COVID-19 impacts Quinnipiac faculty and staff salaries

Photo courtesy:

Brooke Reilly

Many companies around the world have decreased employee’s salaries in wake of COVID-19.

“The pandemic is also impacting the finances of colleges and universities, including Quinnipiac,” President Judy Olian said in an email sent to faculty and staff on Monday. “The far-reaching disruptions caused by COVID-19 have resulted in significant additional expenses for our university and lost revenues from programs and events that were canceled. In addition, the pandemic creates uncertainty in our future enrollment projections.”

Olian outlined temporary salary reductions that will begin on April 1, 2020 and continue through June 30. Faculty and staff members earning less than $50,000 per year will have a 3% reduction in pay, and all others will have a 5% reduction. Olian and other members of the Management Committee will have larger salary reductions that were not specified in the email.

“Insofar as possible, our intent is to minimize the financial impact of the crisis on the faculty and staff of Quinnipiac, and especially on those who earn the least,” Olian said.

Associate Professor and Chair of the Department of Journalism Margarita Diaz is not pleased with the pay reduction but understands the reasoning behind it.

“I’m not thrilled, obviously, but I know that in these extraordinary times, these measures are sometimes necessary,” Diaz said.

Other things to note include that there will not be any merit increases in base salary for the 2020-2021 academic year, but faculty whose promotions were approved this school year will still be awarded base salary increases. 

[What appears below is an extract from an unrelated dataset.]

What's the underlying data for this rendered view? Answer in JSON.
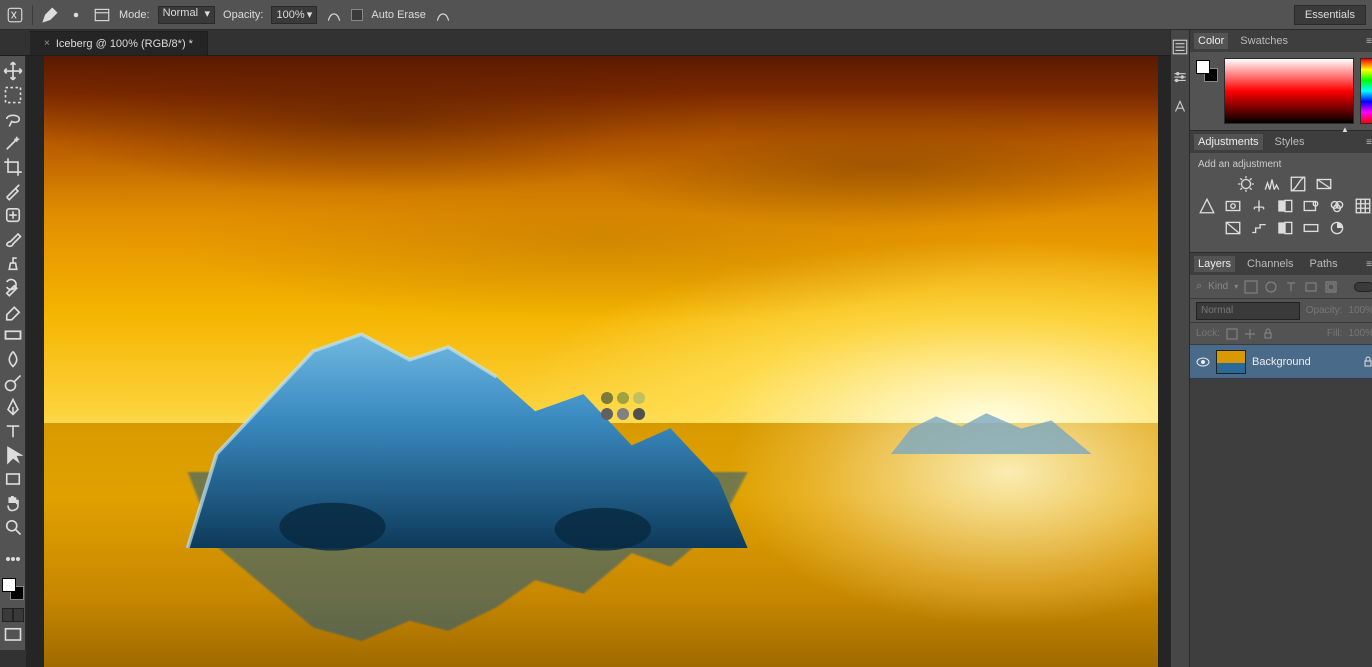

The deans and unit heads submitted adjusted budget plans to reflect important expenditures for the remainder of the 2020 fiscal year. These savings were considered when the temporary salary reduction amounts were determined. The university also plans to slow the speed in which it invests in upcoming capital programs to assist with decreasing its expenses.

“These decisions were reached after extensive deliberations of the Management Committee, exploration of alternatives, and consultation with experts, Trustees, Faculty Senate leadership and members of our community,” Olian said. “Undoubtedly, we will need to consider additional financial measures as we absorb the continuing impact of the pandemic around the world, in our country, and specifically on QU.”

Olian stressed the importance of a strong enrollment for the summer and fall programs being offered to decrease the severity of the impact on the future of Quinnipiac’s finances for personnel and programs. 

“It is absolutely vital that we each devote significant energy and creativity to augment these student cohorts, for example, by extending or launching creative online course offerings,” Olian said.

Quinnipiac made the decision to transition courses to be taught fully online for the remainder of the semester on Tuesday, March 10 in response to the outbreak of COVID-19. The original email said that students would be allowed to return to campus on Sunday, March 22; however, this quickly changed when the university decided to close all housing on Sunday, March 15.

Faculty members were instructed to transition their courses to be taught online over spring break. Virtual classes began on Wednesday, March 18. 

“The delivery method and the experience are different, but it’s still the same faculty and we’re doing an amazing job,” Diaz said. “People are being creative, resourceful and passionate about adapting their classes. I hope students and others recognize that.”

Diaz noted that it’s been an “exhausting” transition.

Olian also said in her email that working remotely makes this time period more difficult.

“I hope that continued decision-making transparency and my promise to communicate with you regularly will help clarify the rationale for our decisions and will reduce some of the anxiety associated with the current uncertainty,” Olian said.

Transparency is what Diaz wishes there was more of at Quinnipiac.

“There’s always room for more transparency,” Diaz said. “As a private institution Quinnipiac is not subject to laws that require additional transparency, and in times like these I wish it were.”

Despite looking for more transparency and faculty involvement, Diaz believes that this situation was handled well overall by the university.

“I think Quinnipiac has responded as well as can be expected,” Diaz said. “I personally wish there had been more faculty involvement in the decision to move classes online. But I work with a lot of extraordinary people who are demonstrating what they’re capable of in times of crisis. I am so proud to be a member of this faculty.”

Olian acknowledged the extreme changes being made and showed appreciation for the work that both faculty and staff have done thus far during this time.

“Let’s face it, we are making dramatic changes in how we teach and operate the university that were unimaginable just a few weeks ago,” Olian said. “Yet you are making these changes possible. Faculty and staff have both worked around the clock to support and deliver our full portfolio of academic programs online, with your characteristic QU empathy, creativity, good humor and pedagogical excellence.”

Moving forward, Olian is confident that the university will continue to stick together to overcome this.

“We will prevail during this challenging period because of the kind and caring family we are, and we will emerge even more resolved to advance our purpose as educators,” Olian said. “Each of us has a critical part to play in our future. I know we can do it financially, though at times we will be severely tested. I am certain we can do it as a community, through the power of ‘we’.”